Your family lives in Iran. What was their reaction?

I prefer not to involve them. I believe that Iranian TV wishes to destabilize my family, who live in a small town. In any case, it is painful for any family to sit in front of the television and hear such a sad and disgusting story about their daughter.

How did people respond on social media and on your own Facebook page?

I never believed that I would be supported in this way, but my colleagues everywhere have supported me. They [the regime] try to sever connections between those living outside and those based inside Iran. They accuse old friends and colleagues of terrible things, even if they do something simple like return a greeting on Facebook. But this behavior was so brazen and immoral that even reporters who are under pressure or who are normally critical of me reacted. They said it was it was not right to remain silent in the face of such corrupt behavior.

My Facebook inbox is full of threats using vulgar words similar to those used by Iranian TV. People have asked repeatedly: “Are you sure nothing happened? Can you prove that it did not happen?”

Is this a new tactic or it has happened before?

I think it’s the first time a child has been involved in this kind of false story, the first time they have said a child has witnessed the rape of his mother. It is the first time that Iranian TV has publicized this type of report in such a brazen manner. Their goal is to frighten women who have objected to forced hijab. They want to tell them that [by posting photos to the “My Stealthy Freedom” page] they report for a journalist who is so corrupt she has been stripped naked in front of her son and raped.

You wrote on your Facebook page that you plan to file a complaint with the Iranian judiciary.

As a journalist who lives outside Iran, I am constantly targeted by Iranian TV and hardliners. I prefer to ask for help through my Facebook page. If a lawyer helps me, I’d like to see my case followed through the Iranian judicial system. I have my doubts if any conclusions could be reached on my case. Still, I don’t want to give in.

You could actually be criticized for having faith in the Iranian judiciary.

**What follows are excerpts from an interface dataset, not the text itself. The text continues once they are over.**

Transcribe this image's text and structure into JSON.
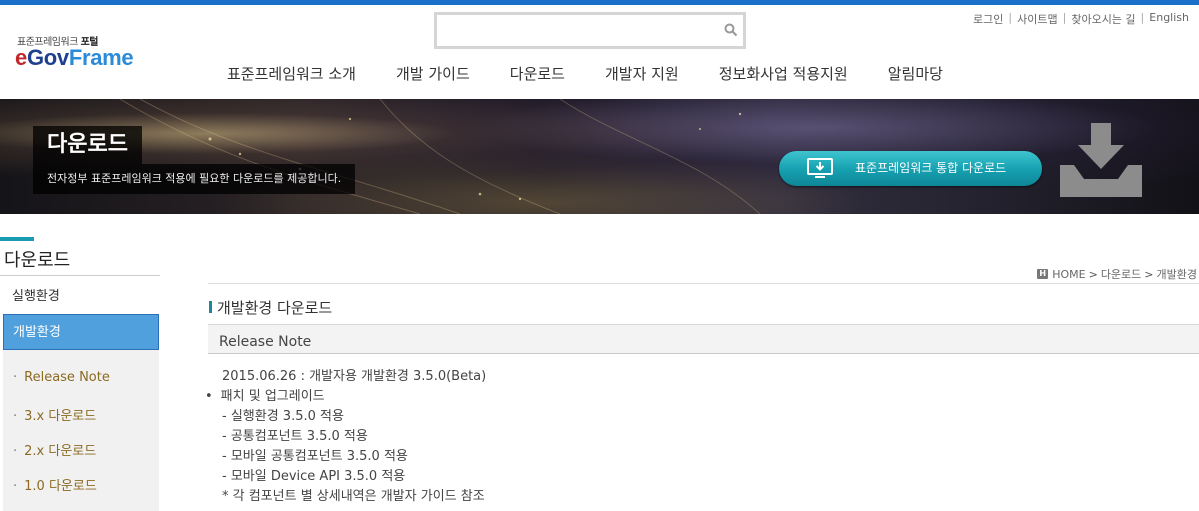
{
  "header": {
    "logo_sub": "표준프레임워크",
    "logo_sub_bold": "포털",
    "logo_e": "e",
    "logo_gov": "Gov",
    "logo_frame": "Frame",
    "search_placeholder": "",
    "util_links": [
      "로그인",
      "사이트맵",
      "찾아오시는 길",
      "English"
    ],
    "gnb": [
      "표준프레임워크 소개",
      "개발 가이드",
      "다운로드",
      "개발자 지원",
      "정보화사업 적용지원",
      "알림마당"
    ]
  },
  "banner": {
    "title": "다운로드",
    "description": "전자정부 표준프레임워크 적용에 필요한 다운로드를 제공합니다.",
    "button_label": "표준프레임워크  통합 다운로드"
  },
  "sidebar": {
    "title": "다운로드",
    "items": [
      "실행환경",
      "개발환경"
    ],
    "active_index": 1,
    "sub_items": [
      "Release Note",
      "3.x 다운로드",
      "2.x 다운로드",
      "1.0 다운로드"
    ],
    "sub_bullet": "·"
  },
  "breadcrumb": {
    "home": "HOME",
    "path": [
      "다운로드",
      "개발환경"
    ]
  },
  "content": {
    "page_title": "개발환경 다운로드",
    "section_title": "Release Note",
    "release_lines": [
      "2015.06.26 : 개발자용 개발환경 3.5.0(Beta)",
      "패치 및 업그레이드",
      "- 실행환경 3.5.0 적용",
      "- 공통컴포넌트 3.5.0 적용",
      "- 모바일 공통컴포넌트 3.5.0 적용",
      "- 모바일 Device API 3.5.0 적용",
      "* 각 컴포넌트 별 상세내역은 개발자 가이드 참조"
    ]
  },
  "colors": {
    "top_bar": "#1a6fc9",
    "active_nav": "#4fa0dd",
    "teal_button": "#17a2b2",
    "sub_item_text": "#8b6a22"
  }
}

I know that it might get nowhere, but this is my only recourse. I do not want to give in.

This article is adapted by Nina Strochlic from one appearing on by Shima Shahrabi.